Economics Nobel laureate Joseph Stiglitz is the chief alarmist warning that income and wealth inequality in the U.S. is a very serious threat to the economy. So it comes as a surprise that his fellow Nobelist Paul Krugman – Stiglitz’s intellectual comrade-in-arms – disagrees with him. Their disagreement goes to the heart of today’s economic problem.

We frequently read about inequality, and the statistics often take the same form. Reports try to shock us by showing how unequal a particular society is. A recent article I saw described South Africa’s continuing problems, including economic inequality.
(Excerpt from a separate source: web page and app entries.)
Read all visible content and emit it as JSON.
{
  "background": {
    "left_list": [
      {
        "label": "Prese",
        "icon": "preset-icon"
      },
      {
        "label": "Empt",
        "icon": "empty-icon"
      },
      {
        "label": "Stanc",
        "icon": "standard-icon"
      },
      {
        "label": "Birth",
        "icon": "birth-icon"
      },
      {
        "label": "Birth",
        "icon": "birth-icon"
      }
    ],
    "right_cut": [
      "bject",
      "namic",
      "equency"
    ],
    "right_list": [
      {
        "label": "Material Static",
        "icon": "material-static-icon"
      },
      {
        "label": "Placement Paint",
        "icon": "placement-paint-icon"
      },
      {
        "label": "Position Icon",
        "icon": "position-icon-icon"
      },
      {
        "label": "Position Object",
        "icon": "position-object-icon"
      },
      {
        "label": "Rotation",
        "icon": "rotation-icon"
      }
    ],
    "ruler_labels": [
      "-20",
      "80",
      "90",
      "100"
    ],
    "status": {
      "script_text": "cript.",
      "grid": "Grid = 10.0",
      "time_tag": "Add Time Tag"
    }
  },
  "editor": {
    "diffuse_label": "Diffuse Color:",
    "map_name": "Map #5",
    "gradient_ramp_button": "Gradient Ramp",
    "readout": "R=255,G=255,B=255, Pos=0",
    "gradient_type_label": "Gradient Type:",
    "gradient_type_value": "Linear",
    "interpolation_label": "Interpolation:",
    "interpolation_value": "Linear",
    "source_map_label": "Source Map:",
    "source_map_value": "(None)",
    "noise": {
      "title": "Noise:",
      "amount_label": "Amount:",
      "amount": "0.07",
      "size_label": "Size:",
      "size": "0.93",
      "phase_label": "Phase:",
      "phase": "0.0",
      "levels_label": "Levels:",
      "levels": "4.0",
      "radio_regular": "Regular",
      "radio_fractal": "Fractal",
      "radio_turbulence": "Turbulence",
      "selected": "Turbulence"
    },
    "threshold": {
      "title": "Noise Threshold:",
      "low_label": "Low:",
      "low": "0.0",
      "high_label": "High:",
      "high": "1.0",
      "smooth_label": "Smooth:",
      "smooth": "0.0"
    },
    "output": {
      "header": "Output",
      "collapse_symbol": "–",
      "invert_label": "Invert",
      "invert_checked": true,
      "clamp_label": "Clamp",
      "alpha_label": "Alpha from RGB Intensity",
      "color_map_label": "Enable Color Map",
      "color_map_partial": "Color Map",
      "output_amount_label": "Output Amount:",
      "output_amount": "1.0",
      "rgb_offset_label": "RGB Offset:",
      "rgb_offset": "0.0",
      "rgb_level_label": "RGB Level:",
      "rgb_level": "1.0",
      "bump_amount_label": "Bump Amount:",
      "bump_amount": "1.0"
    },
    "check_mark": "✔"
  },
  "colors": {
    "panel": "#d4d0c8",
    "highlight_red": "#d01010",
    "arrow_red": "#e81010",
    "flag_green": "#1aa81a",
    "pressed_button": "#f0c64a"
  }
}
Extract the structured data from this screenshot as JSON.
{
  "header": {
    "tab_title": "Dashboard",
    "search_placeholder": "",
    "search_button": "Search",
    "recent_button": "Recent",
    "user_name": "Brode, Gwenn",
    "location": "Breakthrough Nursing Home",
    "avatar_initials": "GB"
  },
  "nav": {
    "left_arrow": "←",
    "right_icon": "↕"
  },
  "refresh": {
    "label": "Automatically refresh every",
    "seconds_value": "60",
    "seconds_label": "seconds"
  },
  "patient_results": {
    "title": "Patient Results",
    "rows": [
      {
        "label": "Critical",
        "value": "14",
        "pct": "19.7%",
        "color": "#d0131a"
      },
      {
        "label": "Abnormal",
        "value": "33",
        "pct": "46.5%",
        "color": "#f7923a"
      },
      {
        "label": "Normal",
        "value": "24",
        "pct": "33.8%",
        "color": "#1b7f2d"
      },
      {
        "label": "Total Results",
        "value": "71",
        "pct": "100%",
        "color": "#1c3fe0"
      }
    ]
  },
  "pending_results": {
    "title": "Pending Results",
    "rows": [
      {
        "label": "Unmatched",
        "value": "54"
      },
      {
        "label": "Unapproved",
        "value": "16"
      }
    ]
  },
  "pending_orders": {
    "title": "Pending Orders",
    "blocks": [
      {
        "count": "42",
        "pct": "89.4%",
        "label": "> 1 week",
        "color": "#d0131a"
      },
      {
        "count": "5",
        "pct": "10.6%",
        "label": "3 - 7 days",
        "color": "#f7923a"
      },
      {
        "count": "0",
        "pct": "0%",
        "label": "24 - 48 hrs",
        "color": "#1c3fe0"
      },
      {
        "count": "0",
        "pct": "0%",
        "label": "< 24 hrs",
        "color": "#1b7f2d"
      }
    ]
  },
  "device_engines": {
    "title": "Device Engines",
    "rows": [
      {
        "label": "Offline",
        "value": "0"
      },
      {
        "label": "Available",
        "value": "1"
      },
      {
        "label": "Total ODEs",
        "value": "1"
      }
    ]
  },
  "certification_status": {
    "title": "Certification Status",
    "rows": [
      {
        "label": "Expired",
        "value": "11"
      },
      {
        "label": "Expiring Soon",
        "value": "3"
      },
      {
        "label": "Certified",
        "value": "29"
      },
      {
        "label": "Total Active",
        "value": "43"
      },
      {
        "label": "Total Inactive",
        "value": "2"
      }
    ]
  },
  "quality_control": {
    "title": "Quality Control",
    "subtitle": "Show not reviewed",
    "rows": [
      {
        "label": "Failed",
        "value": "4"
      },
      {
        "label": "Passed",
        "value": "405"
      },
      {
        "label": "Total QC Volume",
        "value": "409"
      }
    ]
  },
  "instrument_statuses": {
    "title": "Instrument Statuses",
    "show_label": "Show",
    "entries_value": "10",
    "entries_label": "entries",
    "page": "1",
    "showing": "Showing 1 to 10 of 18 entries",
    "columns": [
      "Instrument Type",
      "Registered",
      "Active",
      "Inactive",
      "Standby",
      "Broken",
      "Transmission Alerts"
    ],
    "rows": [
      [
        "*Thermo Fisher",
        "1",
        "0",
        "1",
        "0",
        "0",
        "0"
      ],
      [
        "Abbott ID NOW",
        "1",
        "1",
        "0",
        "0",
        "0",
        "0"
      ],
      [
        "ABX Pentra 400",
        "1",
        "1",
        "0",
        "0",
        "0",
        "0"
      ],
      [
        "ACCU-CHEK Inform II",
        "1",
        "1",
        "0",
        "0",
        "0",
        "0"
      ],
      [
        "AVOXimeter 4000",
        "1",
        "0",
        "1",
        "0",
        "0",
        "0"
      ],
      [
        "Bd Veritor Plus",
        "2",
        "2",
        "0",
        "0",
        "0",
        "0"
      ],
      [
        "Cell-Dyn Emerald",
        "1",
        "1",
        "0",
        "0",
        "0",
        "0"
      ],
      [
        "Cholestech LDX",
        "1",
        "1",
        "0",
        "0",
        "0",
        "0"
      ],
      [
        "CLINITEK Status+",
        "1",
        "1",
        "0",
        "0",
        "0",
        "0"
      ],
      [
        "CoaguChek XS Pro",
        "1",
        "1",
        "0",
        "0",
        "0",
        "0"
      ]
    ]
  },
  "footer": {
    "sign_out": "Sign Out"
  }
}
To demonstrate how unequal South Africa’s society is, the article said: “The top 10% of the population takes home 58% of the country’s annual income, while the bottom half receives less than 8%.”

When I read statements like that, I wonder, “How bad is that?” Of course the upper percentage of income earners or wealth holders will have more than that percent of the money. The only way the upper 10% could have exactly 10% of the money, for example, is if everybody’s income or wealth were the same.

That, of course, is highly unlikely – unless equality were forced on society by the government, as Communist governments tried to do. But even then, inequality persists.

Given that we know that the upper x% will have more than x% of money – say it has y% – how big does y% have to be before our jaws should drop? And how big does y% have to be before it becomes a problem?

And what, exactly, is the problem?

**Inequality from the bottom up**

Italian statistician and sociologist Corrado Gini invented the Gini coefficient, a handy device for making comparisons in wealth inequality, a century ago. It may have lain dormant for a while, but suddenly we are hearing about it everywhere. (For a brief explanation of the Gini coefficient and the Lorenz curve on which it is based, see the Appendix.)

Imagine a country with 10 million people – call it Equalia – where everyone has the same amount of money, $10,000. Its wealth distribution curve (its “Lorenz curve” – see Appendix) looks like the straight dashed green line in Figure 1. The Gini coefficient is zero – perfect equality.

Now suppose that Clyde, one of the denizens of Equalia, stumbles on a vein of 2,000 tons of pure gold. He stakes a claim. The gold is worth $100 billion. So now the wealth of Equalia has doubled, but Clyde has half of it, while everyone else has an equal amount. The Lorenz curve looks like the solid blue line in Figure 2.

Now the Gini coefficient is 0.5, because the areas of the two triangles are the same. (If Clyde had come into an infinite amount of wealth instead of only $100 billion, the Gini coefficient would approach its maximum value of one.)

That 0.5 is a rather high Gini coefficient, about the same as Zimbabwe’s, but not as high as Hong Kong’s. Is that bad?

First of all, it won’t stay that way. Clyde will spend some of his new wealth, which means other people in Equalia will get it – and the Gini coefficient will decrease.

This leads us to Krugman’s disagreement with Stiglitz. But first, let’s recap Stiglitz’s arguments.